TASK BRIEF - Across the entries below, tally every line that holds the word "colors". Give only the tally.

[Page and application data records]
- Opening Delimiter -

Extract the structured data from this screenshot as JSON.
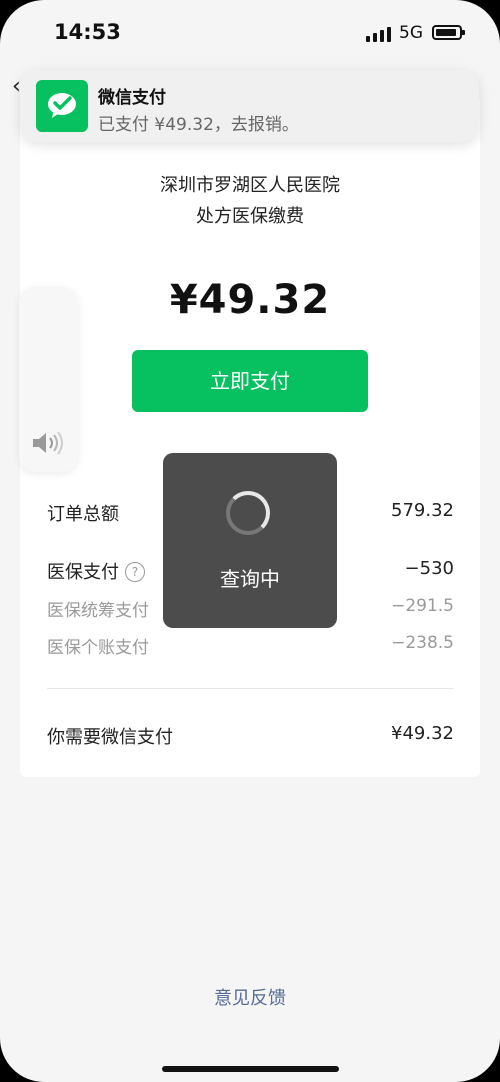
{
  "status_bar": {
    "time": "14:53",
    "network": "5G"
  },
  "notification": {
    "app_name": "微信支付",
    "message": "已支付 ¥49.32，去报销。"
  },
  "payment": {
    "payee_line1": "深圳市罗湖区人民医院",
    "payee_line2": "处方医保缴费",
    "amount": "¥49.32",
    "pay_button_label": "立即支付"
  },
  "details": {
    "order_total_label": "订单总额",
    "order_total_value": "579.32",
    "insurance_label": "医保支付",
    "insurance_value": "−530",
    "pooled_label": "医保统筹支付",
    "pooled_value": "−291.5",
    "personal_label": "医保个账支付",
    "personal_value": "−238.5",
    "need_pay_label": "你需要微信支付",
    "need_pay_value": "¥49.32"
  },
  "loading": {
    "text": "查询中"
  },
  "footer": {
    "feedback_link": "意见反馈"
  },
  "icons": {
    "help": "question-circle-icon",
    "volume": "speaker-icon",
    "app": "wechat-pay-icon",
    "back": "chevron-left-icon"
  },
  "colors": {
    "accent": "#07c160",
    "link": "#576b95"
  }
}
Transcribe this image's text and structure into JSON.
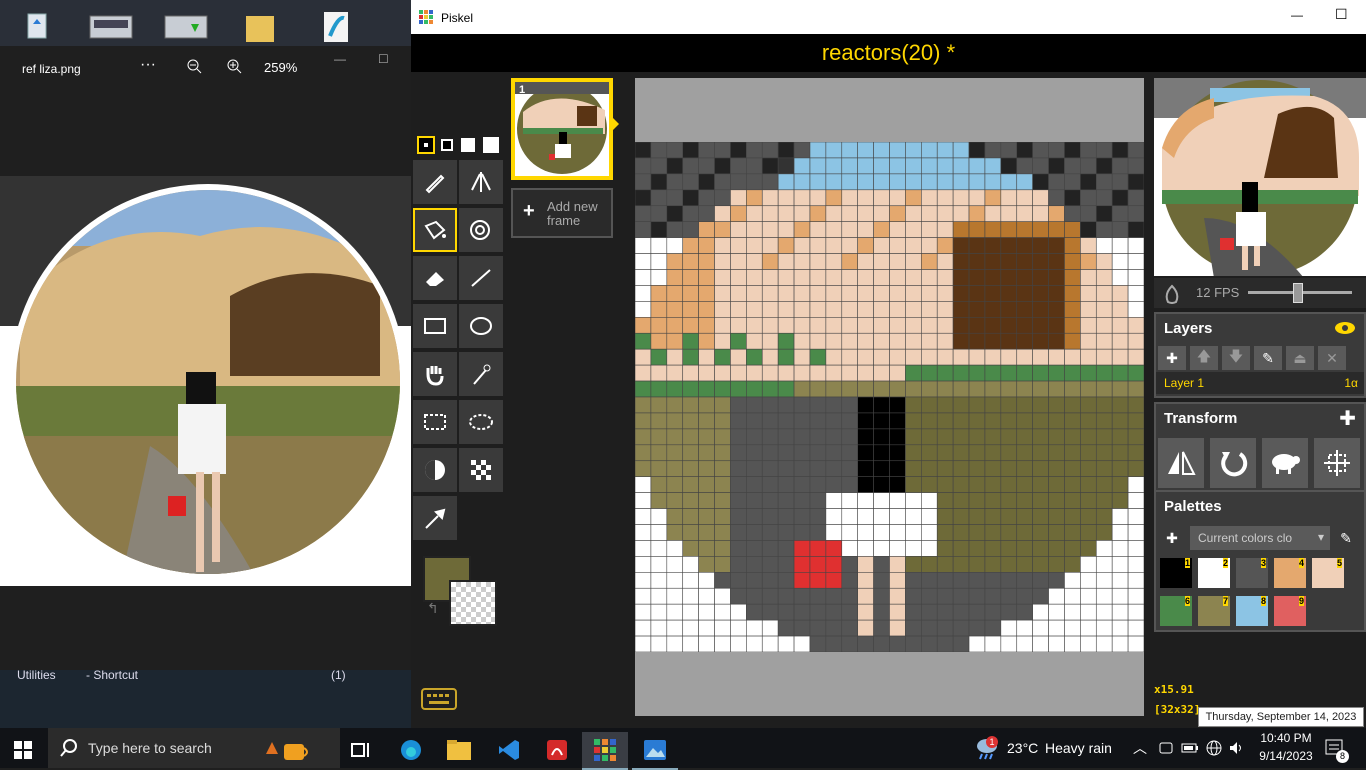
{
  "photos": {
    "filename": "ref liza.png",
    "more_icon": "more-icon",
    "zoom_level": "259%"
  },
  "desktop": {
    "utilities_label": "Utilities",
    "shortcut_label": "- Shortcut",
    "count_label": "(1)"
  },
  "piskel": {
    "window_title": "Piskel",
    "doc_title": "reactors(20) *",
    "frame_number": "1",
    "add_frame_label": "Add new frame",
    "fps_label": "12 FPS",
    "fps_value": 12,
    "layers": {
      "title": "Layers",
      "layer_name": "Layer 1",
      "layer_opacity": "1α"
    },
    "transform": {
      "title": "Transform"
    },
    "palettes": {
      "title": "Palettes",
      "selected": "Current colors clo",
      "colors": [
        {
          "n": "1",
          "hex": "#000000"
        },
        {
          "n": "2",
          "hex": "#ffffff"
        },
        {
          "n": "3",
          "hex": "#555555"
        },
        {
          "n": "4",
          "hex": "#e4a86e"
        },
        {
          "n": "5",
          "hex": "#f0d0b8"
        },
        {
          "n": "6",
          "hex": "#4a8a4a"
        },
        {
          "n": "7",
          "hex": "#8c8450"
        },
        {
          "n": "8",
          "hex": "#8cc4e4"
        },
        {
          "n": "9",
          "hex": "#e06060"
        }
      ]
    },
    "cursor_coords": "x15.91",
    "canvas_size": "[32x32]",
    "primary_color": "#6e6a38",
    "accent": "#ffd700"
  },
  "taskbar": {
    "search_placeholder": "Type here to search",
    "weather_temp": "23°C",
    "weather_desc": "Heavy rain",
    "weather_badge": "1",
    "time": "10:40 PM",
    "date": "9/14/2023",
    "notification_count": "8",
    "tooltip": "Thursday, September 14, 2023"
  }
}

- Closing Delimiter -

YOUR SOLUTION - 3